Wednesday, September 28, 2011

Thoughts on Amazon Kindle Fire

Amazon announced two new additions to the Kindle Family today. One is Kindle Touch (without the keyboard) and the other is Kindle Fire--a full color, seven inch, WiFi-enabled multi touch tablet running on the Android OS.  
But, if you read the specifications on Amazon's webpage, you will see no overt reference to Android OS and only peripheral reference to the Android Appstore.  It has some interesting features and is an innovative challenger in the multitouch tablet space. 
Amazon Kindle Fire Technical Details

The key features are shown below.
Stunning Color Touchscreen
Favorite Apps and Games
E-Mail and Apps (Amazon Appstore for Android)
Magazines in Rich Color

Fast, Dual-Core Processor
Millions of Books (Amazon's Strength)
Free Cloud Storage (Another of Amazon's Strength)
Fast Web Browsing with Silk (Cloud-Accelerated) Browser

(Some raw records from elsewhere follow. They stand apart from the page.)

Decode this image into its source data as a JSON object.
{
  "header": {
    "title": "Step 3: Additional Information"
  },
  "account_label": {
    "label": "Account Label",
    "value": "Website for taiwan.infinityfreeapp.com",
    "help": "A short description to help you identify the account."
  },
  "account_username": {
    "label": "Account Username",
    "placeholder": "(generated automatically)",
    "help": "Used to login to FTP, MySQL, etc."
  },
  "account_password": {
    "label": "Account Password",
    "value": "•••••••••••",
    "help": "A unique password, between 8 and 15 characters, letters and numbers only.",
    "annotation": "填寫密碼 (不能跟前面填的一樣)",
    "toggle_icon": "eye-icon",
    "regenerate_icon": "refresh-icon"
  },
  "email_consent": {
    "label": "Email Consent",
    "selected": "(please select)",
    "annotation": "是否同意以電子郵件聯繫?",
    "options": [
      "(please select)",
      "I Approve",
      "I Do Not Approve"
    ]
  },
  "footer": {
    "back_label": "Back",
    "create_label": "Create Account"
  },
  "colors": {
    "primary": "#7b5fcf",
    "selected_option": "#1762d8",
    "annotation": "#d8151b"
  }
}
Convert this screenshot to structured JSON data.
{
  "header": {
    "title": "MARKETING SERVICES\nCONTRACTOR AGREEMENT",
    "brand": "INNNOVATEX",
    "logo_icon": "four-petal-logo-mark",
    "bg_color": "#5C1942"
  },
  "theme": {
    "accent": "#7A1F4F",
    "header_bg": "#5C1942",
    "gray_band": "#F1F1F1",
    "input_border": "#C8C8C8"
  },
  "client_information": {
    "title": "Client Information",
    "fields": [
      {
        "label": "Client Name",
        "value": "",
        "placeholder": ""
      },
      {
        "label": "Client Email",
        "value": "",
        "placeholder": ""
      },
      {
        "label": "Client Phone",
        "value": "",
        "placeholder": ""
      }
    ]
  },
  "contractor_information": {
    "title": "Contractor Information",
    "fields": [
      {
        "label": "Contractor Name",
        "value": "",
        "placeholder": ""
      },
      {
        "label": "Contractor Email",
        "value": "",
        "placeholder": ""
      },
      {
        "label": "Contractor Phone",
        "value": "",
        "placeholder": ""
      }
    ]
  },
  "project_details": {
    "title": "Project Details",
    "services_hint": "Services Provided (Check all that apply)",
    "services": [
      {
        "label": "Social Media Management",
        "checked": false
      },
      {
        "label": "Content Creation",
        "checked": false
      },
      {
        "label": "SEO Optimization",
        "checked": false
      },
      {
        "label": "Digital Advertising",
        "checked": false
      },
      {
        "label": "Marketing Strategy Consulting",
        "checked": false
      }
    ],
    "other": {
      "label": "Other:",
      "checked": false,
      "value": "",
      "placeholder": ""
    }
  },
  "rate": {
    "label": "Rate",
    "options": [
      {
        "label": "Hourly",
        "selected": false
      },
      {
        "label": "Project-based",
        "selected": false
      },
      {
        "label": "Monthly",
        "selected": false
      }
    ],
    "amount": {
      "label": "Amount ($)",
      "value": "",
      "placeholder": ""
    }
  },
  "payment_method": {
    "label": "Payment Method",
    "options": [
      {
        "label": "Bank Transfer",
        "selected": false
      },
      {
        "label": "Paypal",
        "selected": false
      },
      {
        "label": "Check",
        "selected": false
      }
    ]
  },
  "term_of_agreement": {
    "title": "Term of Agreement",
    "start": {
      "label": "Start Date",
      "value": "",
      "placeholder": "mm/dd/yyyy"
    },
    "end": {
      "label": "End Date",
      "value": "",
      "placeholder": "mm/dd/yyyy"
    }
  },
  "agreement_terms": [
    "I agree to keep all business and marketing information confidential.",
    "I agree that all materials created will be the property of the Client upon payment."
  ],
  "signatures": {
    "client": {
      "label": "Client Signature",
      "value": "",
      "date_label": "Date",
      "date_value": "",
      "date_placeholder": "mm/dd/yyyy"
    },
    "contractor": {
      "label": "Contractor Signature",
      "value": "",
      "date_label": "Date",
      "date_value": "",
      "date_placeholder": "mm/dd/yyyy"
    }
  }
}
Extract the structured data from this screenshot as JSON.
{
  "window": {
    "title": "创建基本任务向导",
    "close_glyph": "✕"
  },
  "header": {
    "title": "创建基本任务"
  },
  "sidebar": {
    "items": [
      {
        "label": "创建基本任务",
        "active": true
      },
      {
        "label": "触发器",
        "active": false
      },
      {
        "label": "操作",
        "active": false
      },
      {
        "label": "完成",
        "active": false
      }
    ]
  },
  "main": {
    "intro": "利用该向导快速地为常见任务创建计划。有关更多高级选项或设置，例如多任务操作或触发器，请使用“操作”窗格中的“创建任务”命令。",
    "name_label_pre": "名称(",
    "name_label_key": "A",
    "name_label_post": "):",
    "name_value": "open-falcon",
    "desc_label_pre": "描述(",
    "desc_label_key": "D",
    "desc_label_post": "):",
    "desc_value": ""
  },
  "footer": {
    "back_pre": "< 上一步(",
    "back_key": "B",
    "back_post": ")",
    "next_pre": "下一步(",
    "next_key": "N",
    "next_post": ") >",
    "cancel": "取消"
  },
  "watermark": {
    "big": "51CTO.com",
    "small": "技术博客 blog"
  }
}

Read Documents 

Streaming Movies Across Devices (Amazon Whispersync)


It is clear that Amazon has leveraged many of its strengths--its collection of digital content (books, music, games and movies), Amazon Cloud Storage and Whispersync to automatically sync library, last page read, bookmarks and also videos.  Furthermore, it has innovated by creating Amazon Silk -- a cloud-accelerated browser to leverage the speed and power of the Amazon Web Services cloud (in the process, creating tighter integration between its tablet and its cloud).  The Android OS is curiously not mentioned as significant. Incidentally, the only place that Android is mentioned is in reference to the 'Amazon Appstore for Android.'
In terms of connectivity, this device is not linked to any cellular network. It works only on WiFi, thereby Amazon has eliminated any need to partner with telecom operators such as AT&T or Verizon. And, Amazon Prime customers get access to their digital content at no extra charge, thereby integrating traditional services with new digital, tablet-based features (unlike Netflix, which is seeking to split digital streaming from DVD-by-Mail operations). 
With Kindle Fire, Amazon is firmly positioned to compete in the digital sector. Priced at $199, Fire is positioned at a different price point from Apple iPad and Android tablets from Samsung, HTC and others.  Now, Barnes & Noble's Nook, Sony eReader and others have to follow suit. 

From the point of view of tablet manufacturers, it will be interesting to see how they compete against Fire in terms of the aggressive price point--albeit without communication and collaboration functionality. Eighteen months after Apple announced iPad with an aggressive $499 price point, Amazon has introduced a compelling alternative at an aggressive price point supported by extensive library of digital content and powerful cloud functionality. 

1 comment:


    Interesting that the Kindle Fire is already considered the #2 tablet behind the ipad after less than a quarter of sales.

    Additionally, I find it interesting that, according to this article, Amazon is taking a slight loss on each Fire sold and instead plans to make up losses via paid content. Seems like a great strategy and we've seen it work several times before, but I have to wonder - how long will they keep this up before they raise the prices?